Despite having seen the film many times, reading this novelizaion based on an early script let me experience elements of it as if for the first time, because there are subtle changes from the film I know: extra characterizations, a different pace, altered details. We can never experience anything again for the first time, but this captured a hint of that feeling of discovery.
These are some of the changes I noticed between the novel and the film. The differences below apply to the novel.
- In hypersleep the humans are naked and surrounded by a kind of amniotic fluid.
- There is no Space Jockey on the derelict craft.
- The face hugger has an eye and suckers.
- The facehugger is cut in a different place as they try to take it off Kane's face.
- Kane is not held down when the chestburster erupts.
- Dallas confronts Ash.
- There is a scene where the remains of Brett and Dallas are discovered - a scene removed from the film, but which suggests a totally different life cycle from the one eventually adopted in Aliens and later lore.

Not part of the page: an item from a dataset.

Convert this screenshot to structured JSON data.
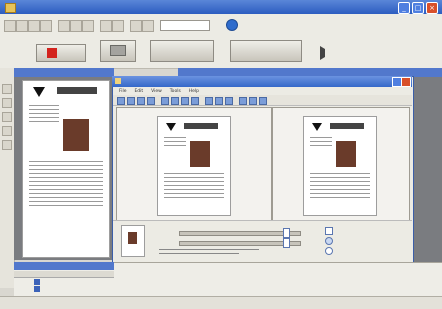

- Details of the ending in the shuttle are changed.
The writing takes a bit of getting used to. It flips between perspectives, even including Jones the cat's viewpoint.Read more ›
Quote Alan Dean Foster:
"Seven dreamers. You must understand that these were not professional dreamers. Professional dreamers are highly paid, respected, much sort after talents. Like the majority of us, these seven dreamt without effort or discipline..."
"...It was lonelier than falling through space. Spinning slowly as the wire unwound, Kane dropped through total darkness, not a star or nebula in sight."
"Ash released Ripley. She collapsed on the floor, choking and holding her throat. His hands performed a macabre pantomime. Then he, or more properly it, stumbled backward, regained its balance and commenced searching the deck for the separated head."
"Ripley thumped the stop. It was quiet in the cabin, the first quiet of many days. She thought it barely possible she might rest now. She could only hope not to dream."
Brilliant! A wonderful and fluid use of words and images, which really capture the whole feel of the novel right the way through from start to finish. I could literally quote the entire book here, but I urge readers to read it for themselves.
As in the film of Alien, the characters in this novel are likable, pleasing and I was rooting for them the entire time, never the alien.Read more ›
Er...no, he's not. I have no doubts that his talent has improved over the years, and perhaps if he were to redo Alien it would be a superior effort, but this 1979 original leaves a lot, and I mean a LOT, to be desired. I desire some suspense, detail, and feeling. That ain't what I got. The novel has some serious pacing issues (the chestburster scene happen on page 160 of this 253-page novel) and expands the terse, realistic dialogue from the movie in to ridiculous, over-written, over-expositional nonsense. Scenes that should have been swift and functional are slow and heavy, while scenes that should have been detailed and suspenseful and breezed over as if they were not important.
The last half hour of the movie is farted out in a mere 19 pages! It honestly seems like it was written by a different person. On top of this there are several moments from the movie that begged novel detail that are left out entirely, such as the Space Jockey scene, or what exactly happened to Lambert. The movie implies that the Xenomorph raped her, which is certainly odd, but not out of character for a movie that deals with the rape and impregnation of a man - a subtext that Foster is apparently obvious to as he makes nothing of it.Read more ›
Most Recent Customer Reviews
Great book. My only criticism is that it isn't longer. The tension and terror in this novel makes you need to read as fast as possible. Can't wait to read the next 3.Published 22 days ago by Kindle Customer Pippa
I first read this book as a 15 year old in 1979. Still a great story. Alan Dean Foster does a very good job of turning the film into a novel.Published 5 months ago by geoffrey dixon
Loved this when I first read it. Love it on Kindle as well. Just terrific. The start to the Alan Dean Foster triology of Alien books. Great story told brilliantly.Published 11 months ago by Andy Scott